Emily: If there is one thing people must learn about George as a person, it’s that she has vision. She knows what she wants and when it feels right, it was the same with the illustrations I did for her publishing house Mud Press. That’s why I ran with the initial idea of the stone itself becoming even more magical than it already is. I’d recently started to experiment with painting using raw pigment I’d hand mixed with a sizing medium, and I’d also been exploring portraying interstellar antimatter. It made sense that with so much biological science grounding the magic in her poems, I should use my recent experimentation to match that with an outer space, otherworldly Hawkings-esque twist. It could have not made sense though, without representing the naturalism in her poetry too, so I suggested painting it with watercolour and salt creating a complimentary organic texture. She immediately liked the idea so I went with it.

Georgina: I really love the iridescent pools of colour in the wells of the stone and the pink fizzes of anti-matter shooting upwards. The original painting is framed and up on the wall of my living room and when you look closely, you can see the bumpy salt in the stone, it looks so realistic that you want to touch it. I think if you didn’t know what a hag stone was or how they work, you’d see this cover and know it’s a magic stone at the very least.

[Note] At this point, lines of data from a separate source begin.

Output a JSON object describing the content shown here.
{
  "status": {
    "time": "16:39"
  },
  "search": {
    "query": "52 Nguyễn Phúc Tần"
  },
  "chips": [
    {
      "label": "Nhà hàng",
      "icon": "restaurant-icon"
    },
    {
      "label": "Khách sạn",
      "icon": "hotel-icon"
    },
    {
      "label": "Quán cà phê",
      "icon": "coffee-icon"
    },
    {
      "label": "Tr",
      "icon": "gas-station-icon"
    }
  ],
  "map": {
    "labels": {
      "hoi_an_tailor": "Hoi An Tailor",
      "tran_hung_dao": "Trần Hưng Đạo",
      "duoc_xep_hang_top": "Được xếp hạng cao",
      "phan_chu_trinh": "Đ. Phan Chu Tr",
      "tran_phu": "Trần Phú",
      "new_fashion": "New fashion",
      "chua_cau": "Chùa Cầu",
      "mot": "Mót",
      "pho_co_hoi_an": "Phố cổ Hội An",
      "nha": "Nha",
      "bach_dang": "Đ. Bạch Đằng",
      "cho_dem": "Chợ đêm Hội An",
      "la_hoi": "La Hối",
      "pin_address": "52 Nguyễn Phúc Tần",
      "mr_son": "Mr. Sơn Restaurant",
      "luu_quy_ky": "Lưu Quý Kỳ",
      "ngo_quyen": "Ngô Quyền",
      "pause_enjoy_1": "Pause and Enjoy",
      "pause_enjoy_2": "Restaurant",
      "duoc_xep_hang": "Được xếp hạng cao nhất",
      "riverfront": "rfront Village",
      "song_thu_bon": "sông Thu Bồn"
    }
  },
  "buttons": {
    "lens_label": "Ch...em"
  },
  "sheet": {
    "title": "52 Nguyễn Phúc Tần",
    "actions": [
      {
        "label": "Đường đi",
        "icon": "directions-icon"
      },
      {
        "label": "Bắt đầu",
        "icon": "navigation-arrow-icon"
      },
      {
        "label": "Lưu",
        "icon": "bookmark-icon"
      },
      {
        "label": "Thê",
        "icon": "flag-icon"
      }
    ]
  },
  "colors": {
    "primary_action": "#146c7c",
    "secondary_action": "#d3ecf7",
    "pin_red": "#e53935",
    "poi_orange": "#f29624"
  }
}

The book goes on to become a hag stone that readers use to peer through and examine the stories being told inside, and Emily’s made it such a delicious image that I think people will want their own iridescent hag stones after this!


It’s clear that this collaboration produced something magical.If you would like to see for yourself then why not pop along to the launch party at Nonsuch Studios on Saturday 14th May at 7pm.



– Pre-order the book at:

– Tickets to the launch party at:

– Georgina socials: Instagram: @Georginawildingpoet Twitter: @Wildinggeorgina FB: Georgina Wilding

– More info on Georgina and her work at

Georgina Wilding is the former Nottingham Young Poet Laureate and 2019-2021’s Creative Director of Nottingham Poetry Festival. She has performed both nationally and internationally at events such as the Edinburgh Fringe Festival and International Poetry Day Granada, and has been commissioned to write for organisations such as The BBC, The Poetry Takeaway and The Royal Shakespeare Company. She’s been published by journals such as The Rialto and Kontent (KRK) and celebrates the launch of her debut collection, Hag Stone, out with Verve Poetry Press in May this year.

More info at

Emily Catherine is a freelance artist and illustrator living and working in Nottingham. Over the past few years, through hard work and dedication she has become a stalwart member of the artistic community in her hometown and has established herself firmly in the “One to watch” category.She has had her works published worldwide, exhibited in The Design Museum, London and New Art Exchange, Nottingham along with winning awards for her recent Psychopomps series at the NAE Open.

Emily’s work is heavily influenced by Hip-Hop and urban culture, observations of everyday life and art for social justice. She has been commissioned to create album artwork for Your Old Droog and Micall Parknsun and among her other clients there are names such as Pharoahe Monch, Penguin Books, FerArts and Sway Dasafo.